Start of Block
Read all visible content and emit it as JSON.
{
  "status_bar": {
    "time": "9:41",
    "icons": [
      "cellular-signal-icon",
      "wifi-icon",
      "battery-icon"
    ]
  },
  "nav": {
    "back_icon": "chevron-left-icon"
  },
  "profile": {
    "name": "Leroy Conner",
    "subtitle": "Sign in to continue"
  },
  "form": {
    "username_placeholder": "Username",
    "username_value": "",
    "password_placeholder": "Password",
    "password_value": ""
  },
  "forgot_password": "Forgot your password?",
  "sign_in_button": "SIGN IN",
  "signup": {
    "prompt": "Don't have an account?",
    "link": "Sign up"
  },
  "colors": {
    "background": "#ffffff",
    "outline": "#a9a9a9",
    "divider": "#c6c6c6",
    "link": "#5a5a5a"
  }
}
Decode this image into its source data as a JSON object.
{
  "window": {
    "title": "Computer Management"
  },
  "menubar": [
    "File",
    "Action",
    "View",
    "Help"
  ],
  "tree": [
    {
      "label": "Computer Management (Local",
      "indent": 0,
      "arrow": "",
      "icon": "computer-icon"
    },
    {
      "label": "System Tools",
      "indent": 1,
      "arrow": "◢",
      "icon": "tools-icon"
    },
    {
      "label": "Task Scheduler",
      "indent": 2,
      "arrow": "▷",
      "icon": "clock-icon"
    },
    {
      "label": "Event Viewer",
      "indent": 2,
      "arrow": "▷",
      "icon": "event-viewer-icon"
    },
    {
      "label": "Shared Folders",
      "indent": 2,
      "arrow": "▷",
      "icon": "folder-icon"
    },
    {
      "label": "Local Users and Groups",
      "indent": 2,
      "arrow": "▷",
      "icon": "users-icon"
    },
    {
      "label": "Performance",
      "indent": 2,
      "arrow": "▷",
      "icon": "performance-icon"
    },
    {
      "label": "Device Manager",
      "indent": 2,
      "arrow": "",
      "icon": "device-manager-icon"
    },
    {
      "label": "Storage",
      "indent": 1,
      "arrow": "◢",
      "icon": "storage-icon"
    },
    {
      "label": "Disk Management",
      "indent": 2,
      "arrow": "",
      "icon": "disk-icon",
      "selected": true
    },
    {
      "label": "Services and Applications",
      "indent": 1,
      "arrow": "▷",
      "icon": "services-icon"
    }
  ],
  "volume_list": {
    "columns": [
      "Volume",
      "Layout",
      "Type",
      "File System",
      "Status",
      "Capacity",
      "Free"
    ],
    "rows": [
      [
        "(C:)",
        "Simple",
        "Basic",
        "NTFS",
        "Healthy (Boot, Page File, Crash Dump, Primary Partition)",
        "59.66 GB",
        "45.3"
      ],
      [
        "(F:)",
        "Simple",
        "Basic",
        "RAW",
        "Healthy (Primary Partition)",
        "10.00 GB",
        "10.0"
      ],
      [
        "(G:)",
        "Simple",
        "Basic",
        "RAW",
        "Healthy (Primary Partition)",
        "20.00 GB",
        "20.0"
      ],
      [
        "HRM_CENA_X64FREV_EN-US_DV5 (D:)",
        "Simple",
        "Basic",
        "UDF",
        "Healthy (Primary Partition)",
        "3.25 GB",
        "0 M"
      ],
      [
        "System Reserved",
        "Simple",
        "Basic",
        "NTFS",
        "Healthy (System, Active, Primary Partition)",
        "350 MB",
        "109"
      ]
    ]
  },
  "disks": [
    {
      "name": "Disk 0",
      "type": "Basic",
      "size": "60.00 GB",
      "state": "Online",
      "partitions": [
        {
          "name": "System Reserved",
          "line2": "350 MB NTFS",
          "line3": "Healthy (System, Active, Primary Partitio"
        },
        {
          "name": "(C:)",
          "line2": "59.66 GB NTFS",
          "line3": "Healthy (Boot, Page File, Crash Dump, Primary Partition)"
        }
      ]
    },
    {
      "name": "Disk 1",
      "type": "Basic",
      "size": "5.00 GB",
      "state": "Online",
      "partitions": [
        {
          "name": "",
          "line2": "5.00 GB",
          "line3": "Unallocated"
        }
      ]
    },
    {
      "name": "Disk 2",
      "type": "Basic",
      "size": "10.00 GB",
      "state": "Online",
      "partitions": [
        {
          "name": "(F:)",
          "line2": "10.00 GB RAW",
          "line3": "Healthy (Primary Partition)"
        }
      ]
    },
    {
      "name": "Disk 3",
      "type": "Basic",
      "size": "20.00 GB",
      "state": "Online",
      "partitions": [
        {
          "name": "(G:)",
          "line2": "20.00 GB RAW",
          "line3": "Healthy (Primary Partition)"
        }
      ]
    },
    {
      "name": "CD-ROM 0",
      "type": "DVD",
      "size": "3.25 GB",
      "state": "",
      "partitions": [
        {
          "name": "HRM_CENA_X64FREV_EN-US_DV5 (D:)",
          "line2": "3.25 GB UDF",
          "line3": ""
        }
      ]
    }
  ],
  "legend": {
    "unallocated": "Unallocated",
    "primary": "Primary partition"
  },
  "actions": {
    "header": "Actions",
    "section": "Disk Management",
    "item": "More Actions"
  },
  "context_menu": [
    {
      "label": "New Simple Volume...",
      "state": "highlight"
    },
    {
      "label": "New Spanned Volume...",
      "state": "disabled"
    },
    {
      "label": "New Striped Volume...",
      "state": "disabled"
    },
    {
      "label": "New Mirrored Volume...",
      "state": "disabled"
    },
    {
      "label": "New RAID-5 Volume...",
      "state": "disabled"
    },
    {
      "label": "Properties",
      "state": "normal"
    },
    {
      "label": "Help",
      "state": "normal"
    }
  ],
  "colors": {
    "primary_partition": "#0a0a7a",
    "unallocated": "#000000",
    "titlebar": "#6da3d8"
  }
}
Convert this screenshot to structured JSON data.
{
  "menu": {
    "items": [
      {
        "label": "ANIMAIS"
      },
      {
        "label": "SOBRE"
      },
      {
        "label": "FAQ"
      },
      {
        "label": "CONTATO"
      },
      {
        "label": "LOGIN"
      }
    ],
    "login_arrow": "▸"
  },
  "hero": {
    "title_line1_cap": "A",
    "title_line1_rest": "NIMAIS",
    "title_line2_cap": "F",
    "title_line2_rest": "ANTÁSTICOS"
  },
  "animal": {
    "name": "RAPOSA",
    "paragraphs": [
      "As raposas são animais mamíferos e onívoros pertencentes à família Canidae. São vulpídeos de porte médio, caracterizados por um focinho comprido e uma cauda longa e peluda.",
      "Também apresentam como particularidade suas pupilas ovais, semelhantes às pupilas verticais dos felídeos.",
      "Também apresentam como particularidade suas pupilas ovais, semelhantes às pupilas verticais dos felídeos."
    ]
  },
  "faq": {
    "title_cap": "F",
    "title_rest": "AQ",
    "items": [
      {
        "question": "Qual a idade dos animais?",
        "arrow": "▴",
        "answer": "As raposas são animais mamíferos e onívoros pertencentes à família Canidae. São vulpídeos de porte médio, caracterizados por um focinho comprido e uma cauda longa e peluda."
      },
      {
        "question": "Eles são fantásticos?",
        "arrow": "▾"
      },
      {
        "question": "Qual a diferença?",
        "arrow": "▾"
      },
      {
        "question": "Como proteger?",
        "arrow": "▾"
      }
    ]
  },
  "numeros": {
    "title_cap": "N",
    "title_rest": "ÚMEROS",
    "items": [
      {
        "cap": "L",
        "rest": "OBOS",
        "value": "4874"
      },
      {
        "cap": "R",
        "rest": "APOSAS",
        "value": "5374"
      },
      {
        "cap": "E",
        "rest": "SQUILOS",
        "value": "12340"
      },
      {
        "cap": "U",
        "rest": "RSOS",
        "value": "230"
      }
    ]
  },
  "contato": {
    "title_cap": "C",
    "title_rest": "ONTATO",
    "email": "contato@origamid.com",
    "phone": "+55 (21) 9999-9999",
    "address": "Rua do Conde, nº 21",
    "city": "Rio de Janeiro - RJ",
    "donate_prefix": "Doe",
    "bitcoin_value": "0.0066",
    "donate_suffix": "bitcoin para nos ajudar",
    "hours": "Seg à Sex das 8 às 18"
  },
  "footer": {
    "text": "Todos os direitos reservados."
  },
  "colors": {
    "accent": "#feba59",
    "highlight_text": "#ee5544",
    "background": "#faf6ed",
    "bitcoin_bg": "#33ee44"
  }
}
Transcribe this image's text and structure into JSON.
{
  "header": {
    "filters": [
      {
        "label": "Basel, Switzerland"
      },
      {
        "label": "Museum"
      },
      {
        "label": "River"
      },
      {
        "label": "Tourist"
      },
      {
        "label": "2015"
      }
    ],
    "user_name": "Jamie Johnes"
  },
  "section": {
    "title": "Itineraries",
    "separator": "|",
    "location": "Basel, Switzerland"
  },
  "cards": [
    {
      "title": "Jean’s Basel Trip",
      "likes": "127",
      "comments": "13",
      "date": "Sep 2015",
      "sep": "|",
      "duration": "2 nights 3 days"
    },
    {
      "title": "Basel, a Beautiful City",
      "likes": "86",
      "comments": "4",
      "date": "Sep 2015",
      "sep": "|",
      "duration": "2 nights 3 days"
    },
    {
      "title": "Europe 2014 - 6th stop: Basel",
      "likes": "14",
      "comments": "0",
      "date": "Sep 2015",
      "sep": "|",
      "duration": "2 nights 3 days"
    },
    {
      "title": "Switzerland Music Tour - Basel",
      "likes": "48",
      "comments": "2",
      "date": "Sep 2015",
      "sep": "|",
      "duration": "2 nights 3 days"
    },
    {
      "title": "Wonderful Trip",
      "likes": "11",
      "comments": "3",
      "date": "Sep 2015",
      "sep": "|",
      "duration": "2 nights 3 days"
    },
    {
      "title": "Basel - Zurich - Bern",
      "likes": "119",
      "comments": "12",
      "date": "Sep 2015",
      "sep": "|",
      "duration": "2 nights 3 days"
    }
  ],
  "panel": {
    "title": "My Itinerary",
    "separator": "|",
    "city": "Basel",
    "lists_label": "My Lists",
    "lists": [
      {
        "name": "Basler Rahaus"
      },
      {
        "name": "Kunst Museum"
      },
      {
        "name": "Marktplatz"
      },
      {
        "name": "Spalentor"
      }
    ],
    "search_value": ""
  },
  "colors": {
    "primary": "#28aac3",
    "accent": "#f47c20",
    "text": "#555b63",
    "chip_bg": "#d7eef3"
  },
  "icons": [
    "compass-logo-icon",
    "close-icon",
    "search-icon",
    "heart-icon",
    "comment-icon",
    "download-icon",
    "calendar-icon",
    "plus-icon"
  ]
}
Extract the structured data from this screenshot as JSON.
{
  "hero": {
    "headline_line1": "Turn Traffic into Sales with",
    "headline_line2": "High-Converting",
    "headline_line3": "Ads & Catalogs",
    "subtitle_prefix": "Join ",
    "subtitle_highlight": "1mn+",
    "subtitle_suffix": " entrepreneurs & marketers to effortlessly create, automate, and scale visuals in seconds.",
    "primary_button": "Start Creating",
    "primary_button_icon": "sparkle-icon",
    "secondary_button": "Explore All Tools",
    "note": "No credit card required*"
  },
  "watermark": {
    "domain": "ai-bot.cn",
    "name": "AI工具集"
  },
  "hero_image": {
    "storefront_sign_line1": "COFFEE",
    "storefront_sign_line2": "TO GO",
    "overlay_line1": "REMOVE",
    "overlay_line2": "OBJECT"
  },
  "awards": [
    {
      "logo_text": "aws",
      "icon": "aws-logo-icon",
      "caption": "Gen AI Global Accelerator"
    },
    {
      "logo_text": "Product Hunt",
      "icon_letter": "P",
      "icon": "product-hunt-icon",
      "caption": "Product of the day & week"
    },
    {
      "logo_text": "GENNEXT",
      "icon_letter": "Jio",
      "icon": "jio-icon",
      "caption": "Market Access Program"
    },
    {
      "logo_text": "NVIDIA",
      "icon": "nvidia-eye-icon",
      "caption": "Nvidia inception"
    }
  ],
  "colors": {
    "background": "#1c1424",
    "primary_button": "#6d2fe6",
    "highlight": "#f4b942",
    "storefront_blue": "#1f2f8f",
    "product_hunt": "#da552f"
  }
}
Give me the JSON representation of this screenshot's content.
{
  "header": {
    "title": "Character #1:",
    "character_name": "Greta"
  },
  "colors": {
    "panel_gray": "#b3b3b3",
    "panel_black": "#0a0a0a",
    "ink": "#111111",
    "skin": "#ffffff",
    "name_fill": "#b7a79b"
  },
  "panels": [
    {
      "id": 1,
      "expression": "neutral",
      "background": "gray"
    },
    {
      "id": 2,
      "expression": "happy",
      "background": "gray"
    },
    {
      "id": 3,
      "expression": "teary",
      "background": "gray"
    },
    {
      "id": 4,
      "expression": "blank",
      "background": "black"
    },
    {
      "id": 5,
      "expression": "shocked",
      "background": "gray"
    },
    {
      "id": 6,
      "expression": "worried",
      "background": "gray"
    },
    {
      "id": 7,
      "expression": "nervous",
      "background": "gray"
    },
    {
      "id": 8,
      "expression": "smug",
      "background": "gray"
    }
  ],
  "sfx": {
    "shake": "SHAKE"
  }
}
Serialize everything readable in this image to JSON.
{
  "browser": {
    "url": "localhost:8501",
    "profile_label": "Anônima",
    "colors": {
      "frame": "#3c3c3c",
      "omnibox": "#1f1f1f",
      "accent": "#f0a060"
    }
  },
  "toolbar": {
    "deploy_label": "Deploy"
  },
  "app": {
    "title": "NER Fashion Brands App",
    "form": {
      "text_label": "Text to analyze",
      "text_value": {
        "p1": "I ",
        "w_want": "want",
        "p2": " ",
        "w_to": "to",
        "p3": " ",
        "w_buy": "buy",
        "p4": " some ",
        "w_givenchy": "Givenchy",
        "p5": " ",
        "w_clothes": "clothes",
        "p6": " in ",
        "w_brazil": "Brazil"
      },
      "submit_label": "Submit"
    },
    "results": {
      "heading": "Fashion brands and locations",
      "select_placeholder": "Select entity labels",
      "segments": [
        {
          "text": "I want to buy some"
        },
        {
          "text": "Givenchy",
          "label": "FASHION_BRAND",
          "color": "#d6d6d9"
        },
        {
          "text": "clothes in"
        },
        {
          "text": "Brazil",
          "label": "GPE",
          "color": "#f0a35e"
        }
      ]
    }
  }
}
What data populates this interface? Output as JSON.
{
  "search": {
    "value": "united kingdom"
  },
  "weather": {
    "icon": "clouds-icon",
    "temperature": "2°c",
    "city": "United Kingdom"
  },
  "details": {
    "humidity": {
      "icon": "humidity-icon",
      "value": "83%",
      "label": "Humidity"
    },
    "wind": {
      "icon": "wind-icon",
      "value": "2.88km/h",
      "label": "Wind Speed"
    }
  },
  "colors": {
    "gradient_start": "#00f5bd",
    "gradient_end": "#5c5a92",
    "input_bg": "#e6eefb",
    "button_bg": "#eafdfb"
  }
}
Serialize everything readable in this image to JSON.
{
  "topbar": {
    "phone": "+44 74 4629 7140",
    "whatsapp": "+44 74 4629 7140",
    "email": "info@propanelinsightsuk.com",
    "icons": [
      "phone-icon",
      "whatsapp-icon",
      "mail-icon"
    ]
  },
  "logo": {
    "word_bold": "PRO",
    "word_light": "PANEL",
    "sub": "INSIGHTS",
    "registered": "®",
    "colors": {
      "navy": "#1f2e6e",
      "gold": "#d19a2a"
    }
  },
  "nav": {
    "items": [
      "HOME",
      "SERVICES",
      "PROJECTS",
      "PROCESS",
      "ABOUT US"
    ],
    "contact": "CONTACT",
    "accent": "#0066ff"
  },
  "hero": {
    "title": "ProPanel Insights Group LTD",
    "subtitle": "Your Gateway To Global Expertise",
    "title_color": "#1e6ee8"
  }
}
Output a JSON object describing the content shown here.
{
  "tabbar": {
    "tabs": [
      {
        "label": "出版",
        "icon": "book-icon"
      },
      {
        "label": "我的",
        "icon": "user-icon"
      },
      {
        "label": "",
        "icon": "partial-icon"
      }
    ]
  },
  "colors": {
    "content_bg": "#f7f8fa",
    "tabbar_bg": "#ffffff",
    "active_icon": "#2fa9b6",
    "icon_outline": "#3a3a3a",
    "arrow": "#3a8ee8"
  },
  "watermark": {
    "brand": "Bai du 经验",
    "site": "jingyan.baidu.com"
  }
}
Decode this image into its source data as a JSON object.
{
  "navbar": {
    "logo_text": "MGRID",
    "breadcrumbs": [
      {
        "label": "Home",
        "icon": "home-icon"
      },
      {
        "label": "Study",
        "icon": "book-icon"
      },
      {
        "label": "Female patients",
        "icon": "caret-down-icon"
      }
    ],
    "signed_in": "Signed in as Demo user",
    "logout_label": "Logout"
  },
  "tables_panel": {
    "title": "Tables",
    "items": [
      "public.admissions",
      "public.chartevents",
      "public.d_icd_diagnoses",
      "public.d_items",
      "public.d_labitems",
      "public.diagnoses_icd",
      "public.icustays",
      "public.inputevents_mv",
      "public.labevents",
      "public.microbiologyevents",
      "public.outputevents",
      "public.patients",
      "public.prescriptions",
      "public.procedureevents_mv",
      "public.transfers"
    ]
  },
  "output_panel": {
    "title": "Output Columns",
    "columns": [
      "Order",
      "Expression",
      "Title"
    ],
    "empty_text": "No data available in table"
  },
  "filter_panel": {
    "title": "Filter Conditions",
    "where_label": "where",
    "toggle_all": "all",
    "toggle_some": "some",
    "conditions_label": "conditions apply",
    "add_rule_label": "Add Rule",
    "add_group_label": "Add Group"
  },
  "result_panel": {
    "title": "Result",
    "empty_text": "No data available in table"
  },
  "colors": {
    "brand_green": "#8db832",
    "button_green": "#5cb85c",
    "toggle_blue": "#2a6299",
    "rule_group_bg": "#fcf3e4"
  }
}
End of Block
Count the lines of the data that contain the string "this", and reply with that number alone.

9